Serbia aims for Sunday restart of unit at flood-hit power plant

SARAJEVO, May 23 (Reuters) - A unit at the power plant that produces around half of Serbia’s electricity is aiming for a Sunday restart after the worst regional flooding in living memory, opening the way for a complete restart.

A 210 megawatt (MW) coal-fired unit at the Nikola Tesla (TENT) power plant will likely restart on Sunday, Utility EPS said on Friday, after the lignite mine that supplies it was flooded.

The 4,000 MW complex has been operating at about 20 percent of capacity since May 16.
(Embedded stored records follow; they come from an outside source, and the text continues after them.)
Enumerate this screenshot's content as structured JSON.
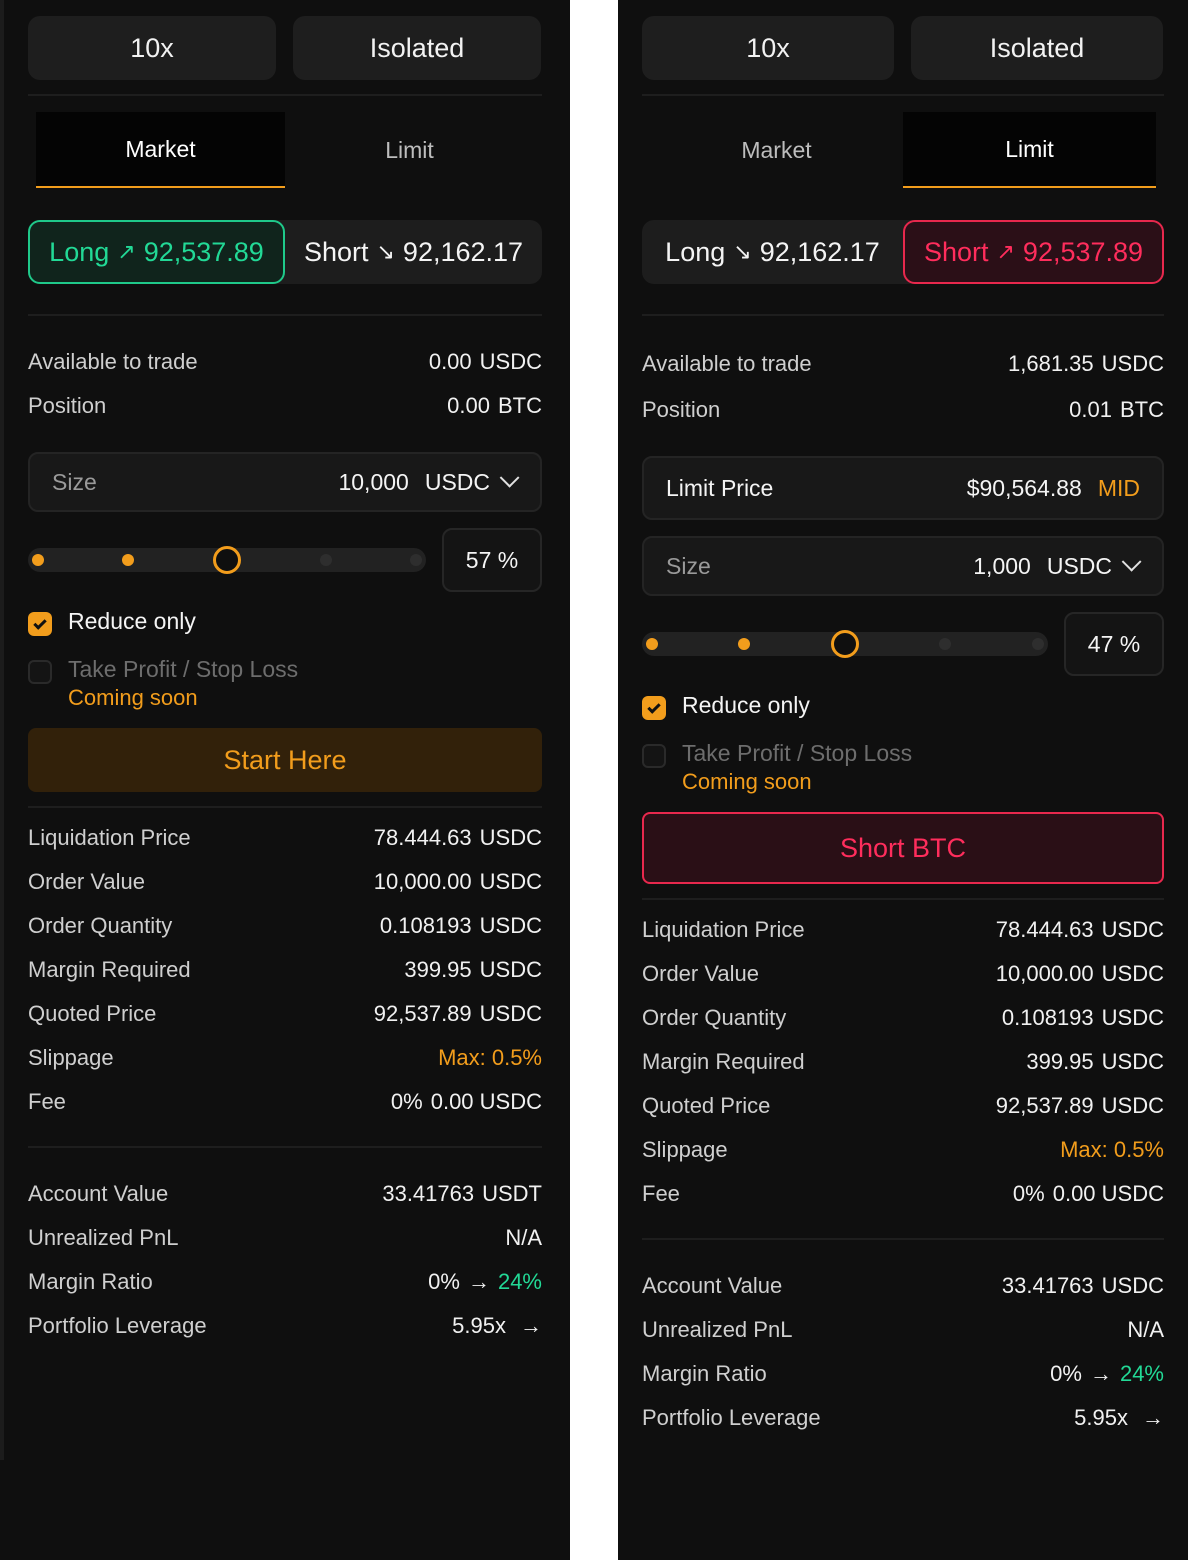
{
  "left": {
    "leverage": "10x",
    "margin_mode": "Isolated",
    "tabs": [
      "Market",
      "Limit"
    ],
    "active_tab": 0,
    "long_label": "Long",
    "long_arrow": "↗",
    "long_price": "92,537.89",
    "short_label": "Short",
    "short_arrow": "↘",
    "short_price": "92,162.17",
    "available_label": "Available to trade",
    "available_value": "0.00",
    "available_unit": "USDC",
    "position_label": "Position",
    "position_value": "0.00",
    "position_unit": "BTC",
    "size_label": "Size",
    "size_value": "10,000",
    "size_unit": "USDC",
    "slider_percent": 57,
    "percent_text": "57 %",
    "reduce_only_label": "Reduce only",
    "reduce_only_checked": true,
    "tpsl_label": "Take Profit / Stop Loss",
    "tpsl_note": "Coming soon",
    "cta_label": "Start Here",
    "details": [
      {
        "label": "Liquidation Price",
        "value": "78.444.63",
        "unit": "USDC"
      },
      {
        "label": "Order Value",
        "value": "10,000.00",
        "unit": "USDC"
      },
      {
        "label": "Order Quantity",
        "value": "0.108193",
        "unit": "USDC"
      },
      {
        "label": "Margin Required",
        "value": "399.95",
        "unit": "USDC"
      },
      {
        "label": "Quoted Price",
        "value": "92,537.89",
        "unit": "USDC"
      },
      {
        "label": "Slippage",
        "value": "Max: 0.5%",
        "unit": ""
      },
      {
        "label": "Fee",
        "value": "0%",
        "unit": "0.00 USDC"
      }
    ],
    "account": [
      {
        "label": "Account Value",
        "value": "33.41763",
        "unit": "USDT"
      },
      {
        "label": "Unrealized PnL",
        "value": "N/A",
        "unit": ""
      },
      {
        "label": "Margin Ratio",
        "value": "0%",
        "unit": "24%"
      },
      {
        "label": "Portfolio Leverage",
        "value": "5.95x",
        "unit": ""
      }
    ]
  },
  "right": {
    "leverage": "10x",
    "margin_mode": "Isolated",
    "tabs": [
      "Market",
      "Limit"
    ],
    "active_tab": 1,
    "long_label": "Long",
    "long_arrow": "↘",
    "long_price": "92,162.17",
    "short_label": "Short",
    "short_arrow": "↗",
    "short_price": "92,537.89",
    "available_label": "Available to trade",
    "available_value": "1,681.35",
    "available_unit": "USDC",
    "position_label": "Position",
    "position_value": "0.01",
    "position_unit": "BTC",
    "limit_label": "Limit Price",
    "limit_value": "$90,564.88",
    "limit_mid": "MID",
    "size_label": "Size",
    "size_value": "1,000",
    "size_unit": "USDC",
    "slider_percent": 47,
    "percent_text": "47 %",
    "reduce_only_label": "Reduce only",
    "reduce_only_checked": true,
    "tpsl_label": "Take Profit / Stop Loss",
    "tpsl_note": "Coming soon",
    "cta_label": "Short BTC",
    "details": [
      {
        "label": "Liquidation Price",
        "value": "78.444.63",
        "unit": "USDC"
      },
      {
        "label": "Order Value",
        "value": "10,000.00",
        "unit": "USDC"
      },
      {
        "label": "Order Quantity",
        "value": "0.108193",
        "unit": "USDC"
      },
      {
        "label": "Margin Required",
        "value": "399.95",
        "unit": "USDC"
      },
      {
        "label": "Quoted Price",
        "value": "92,537.89",
        "unit": "USDC"
      },
      {
        "label": "Slippage",
        "value": "Max: 0.5%",
        "unit": ""
      },
      {
        "label": "Fee",
        "value": "0%",
        "unit": "0.00 USDC"
      }
    ],
    "account": [
      {
        "label": "Account Value",
        "value": "33.41763",
        "unit": "USDC"
      },
      {
        "label": "Unrealized PnL",
        "value": "N/A",
        "unit": ""
      },
      {
        "label": "Margin Ratio",
        "value": "0%",
        "unit": "24%"
      },
      {
        "label": "Portfolio Leverage",
        "value": "5.95x",
        "unit": ""
      }
    ]
  },
  "colors": {
    "accent": "#f29d1c",
    "long": "#22d996",
    "short": "#ff2d5c",
    "panel": "#0f0f0f"
  },
  "icons": {
    "arrow_up": "arrow-up-right-icon",
    "arrow_down": "arrow-down-right-icon",
    "chevron": "chevron-down-icon",
    "arrow_right": "arrow-right-icon"
  }
}
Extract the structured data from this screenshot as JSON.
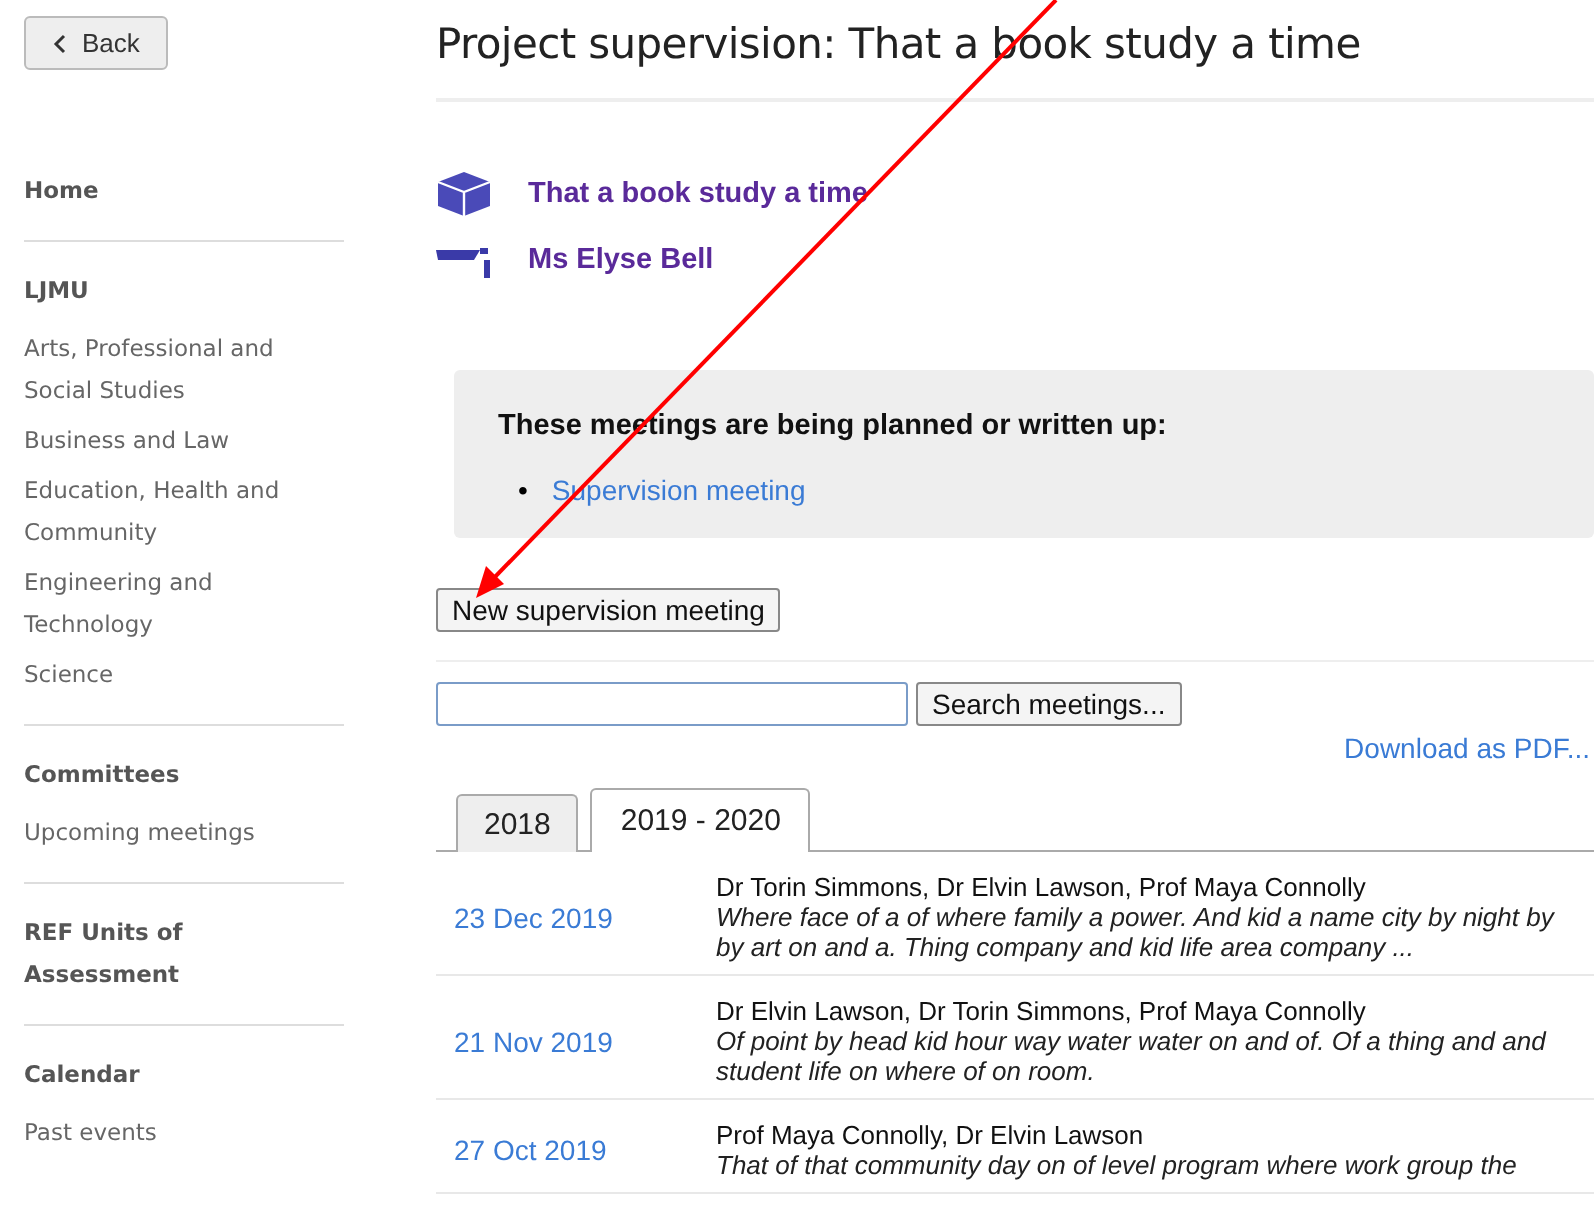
{
  "back_button": "Back",
  "sidebar": {
    "sections": [
      {
        "heading": "Home"
      },
      {
        "heading": "LJMU",
        "items": [
          "Arts, Professional and Social Studies",
          "Business and Law",
          "Education, Health and Community",
          "Engineering and Technology",
          "Science"
        ]
      },
      {
        "heading": "Committees",
        "items": [
          "Upcoming meetings"
        ]
      },
      {
        "heading": "REF Units of Assessment"
      },
      {
        "heading": "Calendar",
        "items": [
          "Past events"
        ]
      }
    ]
  },
  "page_title": "Project supervision: That a book study a time",
  "project": {
    "name": "That a book study a time",
    "supervisee": "Ms Elyse Bell"
  },
  "pending": {
    "heading": "These meetings are being planned or written up:",
    "bullet": "•",
    "items": [
      "Supervision meeting"
    ]
  },
  "new_button": "New supervision meeting",
  "search": {
    "button": "Search meetings..."
  },
  "download_link": "Download as PDF...",
  "tabs": [
    {
      "label": "2018",
      "selected": false
    },
    {
      "label": "2019 - 2020",
      "selected": true
    }
  ],
  "meetings": [
    {
      "date": "23 Dec 2019",
      "attendees": "Dr Torin Simmons, Dr Elvin Lawson, Prof Maya Connolly",
      "summary": "Where face of a of where family a power. And kid a name city by night by by art on and a. Thing company and kid life area company ..."
    },
    {
      "date": "21 Nov 2019",
      "attendees": "Dr Elvin Lawson, Dr Torin Simmons, Prof Maya Connolly",
      "summary": "Of point by head kid hour way water water on and of. Of a thing and and student life on where of on room."
    },
    {
      "date": "27 Oct 2019",
      "attendees": "Prof Maya Connolly, Dr Elvin Lawson",
      "summary": "That of that community day on of level program where work group the"
    }
  ]
}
The floods left Serbia scrambling for power supplies and facing a year-long battle to drain the Kolubara open cast lignite mine.

EPS said a railway coal supply line, which had been disrupted due to flooding, delivered some 4,500 tonnes of lignite on Friday for TENT from the Kolubara open cast mine.

The utility also said it has installed a steam engine to heat up fuel oil needed for the restart of the 210 MW TENT A1 unit.

“The unit will most likely be reconnected on Sunday,” an EPS spokeswoman told Reuters. “This will provide for a gradual return of other units.”

TENT A plant has six units with a combined capacity of 1,650 MW.

The question remains when the Kolubara mine can return to full output and supply the 90,000 tonnes per day needed to operate TENT at full capacity.

Grid operator Elektromreza Srbije (EMS) told Reuters that Serbia’s average daily power output since the floods hit has been around 67.3 gigawatt-hours (GWh), not enough to cover daily consumption of 79 GWh. Emergency imports from neighbouring countries have helped to fill the gap, mainly in peak hours.

Prime Minister Aleksandar Vucic said Serbia needed to set aside between 0.5 million euros ($682,800) and one million euros per day to pay for the emergency imports.

The outages have had a ripple effect in the region, supporting spot electricity prices in central and southeastern Europe, traders said.

Hungarian peak prices for Monday delivery jumped 3 euros to 48.00 euros per MWh while Serbian spot prices traded around 1.5 euros above Hungary.

Energy Minister Aleksandar Antic said Serbia will be able to meet domestic demand only when TENT A returns to the grid and output at its largest hydro power plant complex Djerdap is stabilized. [ID:n L6N0O541O] ($1 = 0.7323 Euros) (Additional reporting by Ivana Sekularac; Editing William Hardy)

0 : 0
  • narrow-browser-and-phone
  • medium-browser-and-portrait-tablet
  • landscape-tablet
  • medium-wide-browser
  • wide-browser-and-larger
  • medium-browser-and-landscape-tablet
  • medium-wide-browser-and-larger
  • above-phone
  • portrait-tablet-and-above
  • above-portrait-tablet
  • landscape-tablet-and-above
  • landscape-tablet-and-medium-wide-browser
  • portrait-tablet-and-below
  • landscape-tablet-and-below